**Task item:** This exercise asks for a copy of each line in the records below with the word "pSrc" in it.

(Page and application data records)
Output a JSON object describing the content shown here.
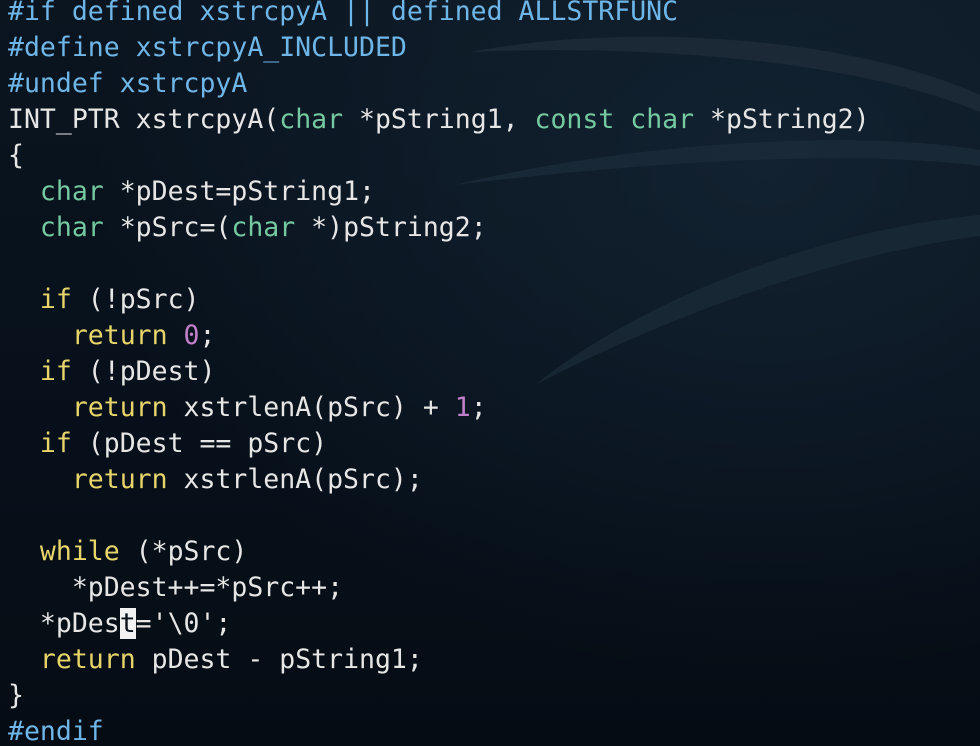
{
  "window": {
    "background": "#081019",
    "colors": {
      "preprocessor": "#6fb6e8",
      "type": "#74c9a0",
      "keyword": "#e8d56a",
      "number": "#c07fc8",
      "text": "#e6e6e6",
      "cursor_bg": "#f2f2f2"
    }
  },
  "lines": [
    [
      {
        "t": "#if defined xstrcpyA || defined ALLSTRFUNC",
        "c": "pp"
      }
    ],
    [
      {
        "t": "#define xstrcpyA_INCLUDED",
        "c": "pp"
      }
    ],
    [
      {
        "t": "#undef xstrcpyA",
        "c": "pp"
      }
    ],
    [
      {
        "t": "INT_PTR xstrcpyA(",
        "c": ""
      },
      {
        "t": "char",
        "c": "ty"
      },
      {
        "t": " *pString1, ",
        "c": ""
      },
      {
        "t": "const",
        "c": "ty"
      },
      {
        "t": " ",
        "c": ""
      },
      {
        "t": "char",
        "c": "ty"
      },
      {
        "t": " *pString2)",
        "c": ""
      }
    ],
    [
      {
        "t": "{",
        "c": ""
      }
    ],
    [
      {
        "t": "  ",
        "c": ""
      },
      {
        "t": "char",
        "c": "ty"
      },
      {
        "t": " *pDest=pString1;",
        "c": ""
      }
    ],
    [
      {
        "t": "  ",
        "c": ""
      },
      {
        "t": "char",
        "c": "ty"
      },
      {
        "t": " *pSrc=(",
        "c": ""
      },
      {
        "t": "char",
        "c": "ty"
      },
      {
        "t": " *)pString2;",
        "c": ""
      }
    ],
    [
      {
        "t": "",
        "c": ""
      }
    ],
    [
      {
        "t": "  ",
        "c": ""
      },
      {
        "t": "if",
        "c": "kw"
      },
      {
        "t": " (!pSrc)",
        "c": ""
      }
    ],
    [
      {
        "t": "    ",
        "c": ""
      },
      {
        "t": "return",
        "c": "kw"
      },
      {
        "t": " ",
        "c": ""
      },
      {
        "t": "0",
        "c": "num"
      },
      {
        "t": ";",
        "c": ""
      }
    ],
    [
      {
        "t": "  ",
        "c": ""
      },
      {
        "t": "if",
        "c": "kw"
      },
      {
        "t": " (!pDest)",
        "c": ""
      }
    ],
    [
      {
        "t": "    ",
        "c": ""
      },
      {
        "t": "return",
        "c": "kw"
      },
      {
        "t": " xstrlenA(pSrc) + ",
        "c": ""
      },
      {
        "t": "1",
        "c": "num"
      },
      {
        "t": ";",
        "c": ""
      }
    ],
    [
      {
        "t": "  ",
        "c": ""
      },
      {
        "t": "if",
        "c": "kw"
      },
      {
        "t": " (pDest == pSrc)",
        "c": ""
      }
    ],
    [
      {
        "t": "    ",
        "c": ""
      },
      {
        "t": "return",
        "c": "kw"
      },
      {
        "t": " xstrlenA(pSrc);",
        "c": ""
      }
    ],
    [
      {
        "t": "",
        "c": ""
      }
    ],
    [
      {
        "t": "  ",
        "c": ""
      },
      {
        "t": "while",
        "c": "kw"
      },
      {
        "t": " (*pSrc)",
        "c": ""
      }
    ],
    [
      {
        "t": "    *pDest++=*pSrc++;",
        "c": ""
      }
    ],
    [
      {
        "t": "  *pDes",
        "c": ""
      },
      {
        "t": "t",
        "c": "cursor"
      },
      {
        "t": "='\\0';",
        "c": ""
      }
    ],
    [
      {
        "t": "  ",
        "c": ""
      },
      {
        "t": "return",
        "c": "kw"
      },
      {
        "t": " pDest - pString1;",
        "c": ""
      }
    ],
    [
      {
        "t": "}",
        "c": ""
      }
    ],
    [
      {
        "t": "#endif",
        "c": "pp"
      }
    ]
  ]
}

**Completed exercise:**
        "t": " *pSrc=(",
        "t": " (!pSrc)",
        "t": " xstrlenA(pSrc) + ",
        "t": " (pDest == pSrc)",
        "t": " xstrlenA(pSrc);",
        "t": " (*pSrc)",
        "t": "    *pDest++=*pSrc++;",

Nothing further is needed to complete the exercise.